DATA FOR THIS EXERCISE:
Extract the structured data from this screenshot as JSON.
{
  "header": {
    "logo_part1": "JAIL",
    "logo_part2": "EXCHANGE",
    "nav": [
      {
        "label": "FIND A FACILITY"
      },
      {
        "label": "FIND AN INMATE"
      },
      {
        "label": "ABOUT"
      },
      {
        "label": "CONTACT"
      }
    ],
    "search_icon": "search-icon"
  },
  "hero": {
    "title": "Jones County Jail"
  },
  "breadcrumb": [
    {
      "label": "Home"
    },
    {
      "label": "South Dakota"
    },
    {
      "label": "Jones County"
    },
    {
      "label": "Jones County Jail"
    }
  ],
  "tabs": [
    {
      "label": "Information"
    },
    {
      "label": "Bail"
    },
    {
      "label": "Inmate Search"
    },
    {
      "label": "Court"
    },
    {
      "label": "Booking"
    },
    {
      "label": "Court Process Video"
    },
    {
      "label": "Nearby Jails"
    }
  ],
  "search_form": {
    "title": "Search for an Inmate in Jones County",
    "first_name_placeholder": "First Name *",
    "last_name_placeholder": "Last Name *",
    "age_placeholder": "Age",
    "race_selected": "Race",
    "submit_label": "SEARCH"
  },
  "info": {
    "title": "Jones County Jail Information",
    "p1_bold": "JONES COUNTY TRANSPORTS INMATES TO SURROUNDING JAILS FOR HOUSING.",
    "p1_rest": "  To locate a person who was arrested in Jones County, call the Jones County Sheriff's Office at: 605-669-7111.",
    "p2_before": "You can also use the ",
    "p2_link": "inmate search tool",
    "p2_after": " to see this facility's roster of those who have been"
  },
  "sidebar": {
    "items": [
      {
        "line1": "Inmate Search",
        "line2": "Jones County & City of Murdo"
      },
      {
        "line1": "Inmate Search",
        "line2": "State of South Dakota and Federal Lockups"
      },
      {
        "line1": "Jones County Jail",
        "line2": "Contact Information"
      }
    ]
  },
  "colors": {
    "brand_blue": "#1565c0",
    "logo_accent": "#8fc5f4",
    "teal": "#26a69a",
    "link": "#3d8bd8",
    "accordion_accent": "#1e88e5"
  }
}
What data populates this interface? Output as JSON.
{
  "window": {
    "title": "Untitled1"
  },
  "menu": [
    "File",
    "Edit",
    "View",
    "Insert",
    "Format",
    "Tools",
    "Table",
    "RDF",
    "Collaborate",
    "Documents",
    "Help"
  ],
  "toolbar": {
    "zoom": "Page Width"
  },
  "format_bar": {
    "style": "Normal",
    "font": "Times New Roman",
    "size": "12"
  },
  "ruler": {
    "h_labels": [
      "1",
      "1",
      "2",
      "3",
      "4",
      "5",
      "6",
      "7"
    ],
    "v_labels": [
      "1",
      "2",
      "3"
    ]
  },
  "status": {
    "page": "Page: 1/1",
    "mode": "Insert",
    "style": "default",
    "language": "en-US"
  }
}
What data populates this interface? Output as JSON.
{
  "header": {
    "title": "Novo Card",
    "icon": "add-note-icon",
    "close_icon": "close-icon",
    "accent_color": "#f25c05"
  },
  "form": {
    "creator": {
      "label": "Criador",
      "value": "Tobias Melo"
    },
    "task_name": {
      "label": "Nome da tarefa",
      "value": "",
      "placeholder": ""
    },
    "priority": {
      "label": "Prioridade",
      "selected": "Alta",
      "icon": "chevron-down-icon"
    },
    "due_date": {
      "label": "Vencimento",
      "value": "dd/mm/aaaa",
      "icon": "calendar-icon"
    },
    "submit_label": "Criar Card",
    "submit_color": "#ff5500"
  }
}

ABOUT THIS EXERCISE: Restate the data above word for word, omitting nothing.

RESPONSE TO THE TASK:
Extract the structured data from this screenshot as JSON.
{
  "header": {
    "logo_part1": "JAIL",
    "logo_part2": "EXCHANGE",
    "nav": [
      {
        "label": "FIND A FACILITY"
      },
      {
        "label": "FIND AN INMATE"
      },
      {
        "label": "ABOUT"
      },
      {
        "label": "CONTACT"
      }
    ],
    "search_icon": "search-icon"
  },
  "hero": {
    "title": "Jones County Jail"
  },
  "breadcrumb": [
    {
      "label": "Home"
    },
    {
      "label": "South Dakota"
    },
    {
      "label": "Jones County"
    },
    {
      "label": "Jones County Jail"
    }
  ],
  "tabs": [
    {
      "label": "Information"
    },
    {
      "label": "Bail"
    },
    {
      "label": "Inmate Search"
    },
    {
      "label": "Court"
    },
    {
      "label": "Booking"
    },
    {
      "label": "Court Process Video"
    },
    {
      "label": "Nearby Jails"
    }
  ],
  "search_form": {
    "title": "Search for an Inmate in Jones County",
    "first_name_placeholder": "First Name *",
    "last_name_placeholder": "Last Name *",
    "age_placeholder": "Age",
    "race_selected": "Race",
    "submit_label": "SEARCH"
  },
  "info": {
    "title": "Jones County Jail Information",
    "p1_bold": "JONES COUNTY TRANSPORTS INMATES TO SURROUNDING JAILS FOR HOUSING.",
    "p1_rest": "  To locate a person who was arrested in Jones County, call the Jones County Sheriff's Office at: 605-669-7111.",
    "p2_before": "You can also use the ",
    "p2_link": "inmate search tool",
    "p2_after": " to see this facility's roster of those who have been"
  },
  "sidebar": {
    "items": [
      {
        "line1": "Inmate Search",
        "line2": "Jones County & City of Murdo"
      },
      {
        "line1": "Inmate Search",
        "line2": "State of South Dakota and Federal Lockups"
      },
      {
        "line1": "Jones County Jail",
        "line2": "Contact Information"
      }
    ]
  },
  "colors": {
    "brand_blue": "#1565c0",
    "logo_accent": "#8fc5f4",
    "teal": "#26a69a",
    "link": "#3d8bd8",
    "accordion_accent": "#1e88e5"
  }
}
What data populates this interface? Output as JSON.
{
  "window": {
    "title": "Untitled1"
  },
  "menu": [
    "File",
    "Edit",
    "View",
    "Insert",
    "Format",
    "Tools",
    "Table",
    "RDF",
    "Collaborate",
    "Documents",
    "Help"
  ],
  "toolbar": {
    "zoom": "Page Width"
  },
  "format_bar": {
    "style": "Normal",
    "font": "Times New Roman",
    "size": "12"
  },
  "ruler": {
    "h_labels": [
      "1",
      "1",
      "2",
      "3",
      "4",
      "5",
      "6",
      "7"
    ],
    "v_labels": [
      "1",
      "2",
      "3"
    ]
  },
  "status": {
    "page": "Page: 1/1",
    "mode": "Insert",
    "style": "default",
    "language": "en-US"
  }
}
What data populates this interface? Output as JSON.
{
  "header": {
    "title": "Novo Card",
    "icon": "add-note-icon",
    "close_icon": "close-icon",
    "accent_color": "#f25c05"
  },
  "form": {
    "creator": {
      "label": "Criador",
      "value": "Tobias Melo"
    },
    "task_name": {
      "label": "Nome da tarefa",
      "value": "",
      "placeholder": ""
    },
    "priority": {
      "label": "Prioridade",
      "selected": "Alta",
      "icon": "chevron-down-icon"
    },
    "due_date": {
      "label": "Vencimento",
      "value": "dd/mm/aaaa",
      "icon": "calendar-icon"
    },
    "submit_label": "Criar Card",
    "submit_color": "#ff5500"
  }
}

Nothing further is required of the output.